3. What does Metro expect to achieve as a result of soliciting proposals from an Operations Partner and/or Buyer?

Metro’s goals for this initiative include, but are not limited to, the following:
Be significantly less expensive to operate (at least 15% less than current fixed operations and maintenance (O&M)) and achieve industry standards for costs and efficiencies;

  • Offer substantial gains in thermal efficiencies, both in the production and distribution of building heating and cooling;
  • Be scalable and adapt to changes, including potential expansion and integration of new technologies to achieve overall benefits of economies of scale;
  • Contribute to making Nashville a showcase of innovative energy solutions within a district energy system;
  • Design for future potential expansion to other building owners so that the community can benefit from economies of scale for greater technical, environmental, and economic outcomes; and
  • Implement iterative solutions that foster improvements in technology deployment, and environmental performance, and overall efficiency as the system grows.

4. Is Metro selling its district energy system?

Offerors can bid to become an Operations Partner, a Buyer, or they can bid for both roles.

5. What services will the partner be responsible for?
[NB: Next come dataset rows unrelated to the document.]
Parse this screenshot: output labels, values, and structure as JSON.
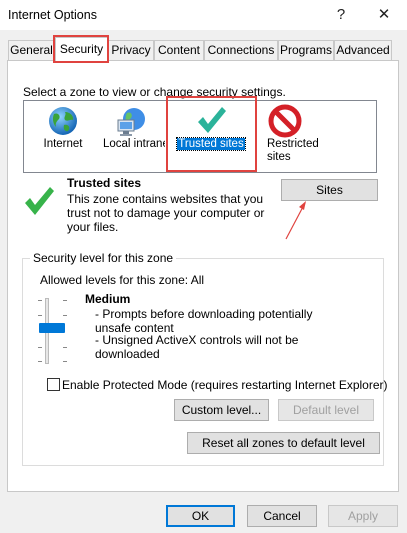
{
  "window": {
    "title": "Internet Options",
    "help_label": "?",
    "close_label": "✕"
  },
  "tabs": [
    {
      "label": "General"
    },
    {
      "label": "Security"
    },
    {
      "label": "Privacy"
    },
    {
      "label": "Content"
    },
    {
      "label": "Connections"
    },
    {
      "label": "Programs"
    },
    {
      "label": "Advanced"
    }
  ],
  "active_tab": "Security",
  "security": {
    "zone_prompt": "Select a zone to view or change security settings.",
    "zones": [
      {
        "label": "Internet",
        "icon": "globe-icon"
      },
      {
        "label": "Local intranet",
        "icon": "network-icon"
      },
      {
        "label": "Trusted sites",
        "icon": "checkmark-icon",
        "selected": true
      },
      {
        "label": "Restricted sites",
        "icon": "no-entry-icon"
      }
    ],
    "zone_detail": {
      "title": "Trusted sites",
      "description": "This zone contains websites that you trust not to damage your computer or your files.",
      "sites_button": "Sites"
    },
    "level_group": {
      "label": "Security level for this zone",
      "allowed": "Allowed levels for this zone: All",
      "level_name": "Medium",
      "bullets": [
        "- Prompts before downloading potentially unsafe content",
        "- Unsigned ActiveX controls will not be downloaded"
      ],
      "protected_mode_label": "Enable Protected Mode (requires restarting Internet Explorer)",
      "protected_mode_checked": false,
      "custom_level_button": "Custom level...",
      "default_level_button": "Default level"
    },
    "reset_all_button": "Reset all zones to default level"
  },
  "footer": {
    "ok": "OK",
    "cancel": "Cancel",
    "apply": "Apply"
  },
  "colors": {
    "accent": "#0078d7",
    "highlight_box": "#e0433f"
  }
}
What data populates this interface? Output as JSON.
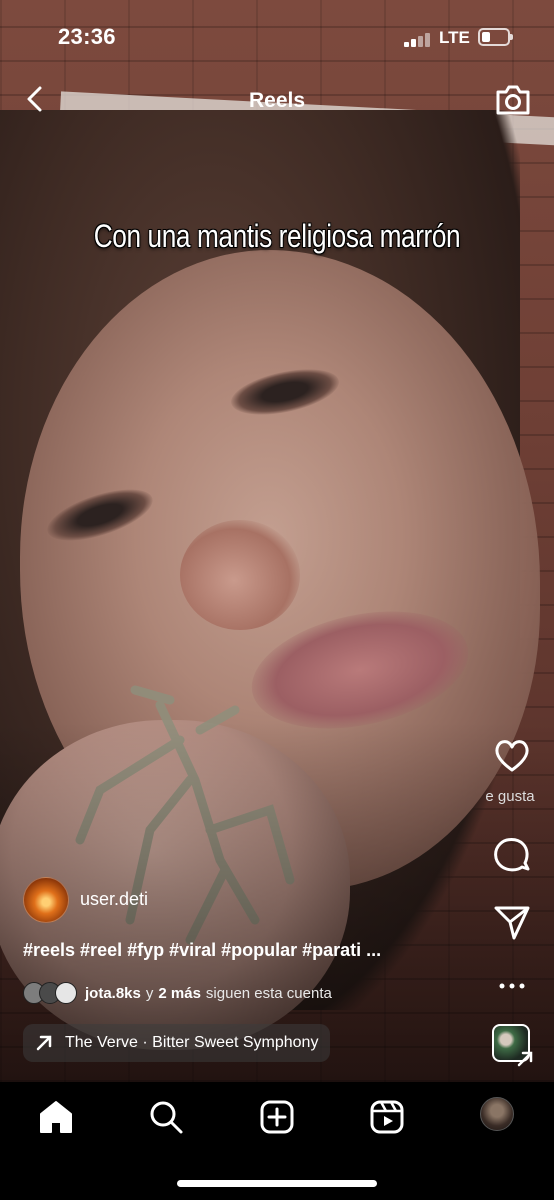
{
  "status_bar": {
    "time": "23:36",
    "network": "LTE",
    "battery_level": 0.35
  },
  "header": {
    "title": "Reels",
    "back_icon": "chevron-left-icon",
    "camera_icon": "camera-icon"
  },
  "video": {
    "caption_overlay": "Con una mantis religiosa marrón"
  },
  "actions": {
    "like_label": "e gusta",
    "icons": [
      "heart-icon",
      "comment-icon",
      "send-icon",
      "more-icon"
    ]
  },
  "post": {
    "username": "user.deti",
    "hashtags": "#reels #reel #fyp #viral #popular #parati ...",
    "followers": {
      "first": "jota.8ks",
      "connector": "y",
      "others": "2 más",
      "suffix": "siguen esta cuenta"
    },
    "audio": "The Verve · Bitter Sweet Symphony"
  },
  "bottom_nav": {
    "items": [
      "home-icon",
      "search-icon",
      "create-icon",
      "reels-icon",
      "profile-avatar"
    ],
    "active": "home-icon"
  },
  "colors": {
    "background": "#000000",
    "text": "#ffffff",
    "pill_bg": "#3c3c3c"
  }
}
Metro has issued an RFP that asks respondents to identify and propose how best-in-class DES services can be provided in Nashville. The RFP explains how Metro will decide about entering into an agreement with a partner, but, generally, that decision will take into account what is best for all users of the system to include employees, the environment, and the budget. The scope of services in an agreement will require operation of the entire system as provided in the proposed agreement issued with the RFP. The final scope of services will be identified and negotiated through the procurement and contracting processes, subject to approval from the Department of Finance and Metro Council.

6. Why is Metro unable to do this on its own?

Metro no longer wishes to provide the financial resources necessary to maintain or grow the DES nor does Metro wish to continue providing the financial subsidies (Metro Funding Amount (MFA)) currently required for the operation of the DES. Additionally, Metro does not have the subject matter expertise to operate a best-in-class DES, where technology and best practices will continue to rapidly evolve. Entering into an operations agreement or selling the DES presents Metro with the best opportunity to achieve its goals.

7. How many private partners will be interested in this work?

Due diligence conducted by Metro’s consultant confirmed that this will be an attractive and highly competitive opportunity, given its size and Nashville’s reputation as a vibrant and growing community.

8. Will current energy services contracts be altered?

In the event of a contract being awarded to an Operations Partner, current contracts will not be altered. In the event of a contract being awarded for sale of the DES, due diligence conducted by Metro’s consultant suggests that it is unlikely that a new owner would seek to alter contracts without entering negotiations with customers that would result in advantageous results for all parties involved. Additionally, Initial System Customers (ISCs) must approve of any sale of the DES and all Customer Contracts, by assignment, will be transferred to any Buyer of the DES.

9. How much money could Metro earn from its DES?

There are too many variables to accurately predict the value of the Metro DES at this point. First and foremost, the decision to purse contract negotiations with either an Operations Partner or a Buyer will influence the value. Variables include, but are not limited to, the contract term, inflation, Nashville’s future growth, and the expansion of the DES. That said, Metro is not willing to agree to a sale of the DES without recovering all outstanding net debt tied to the system.

10. Who is on the RFP review committee?

The Evaluation Committee includes senior leaders from various Metro departments, including Finance, Water Services, the District Energy System Advisory Board, as well as representatives of the State of Tennessee and other customers of the Metro DES.

*The report can be found at: Determining the best economic and technically feasible future for the Metro DES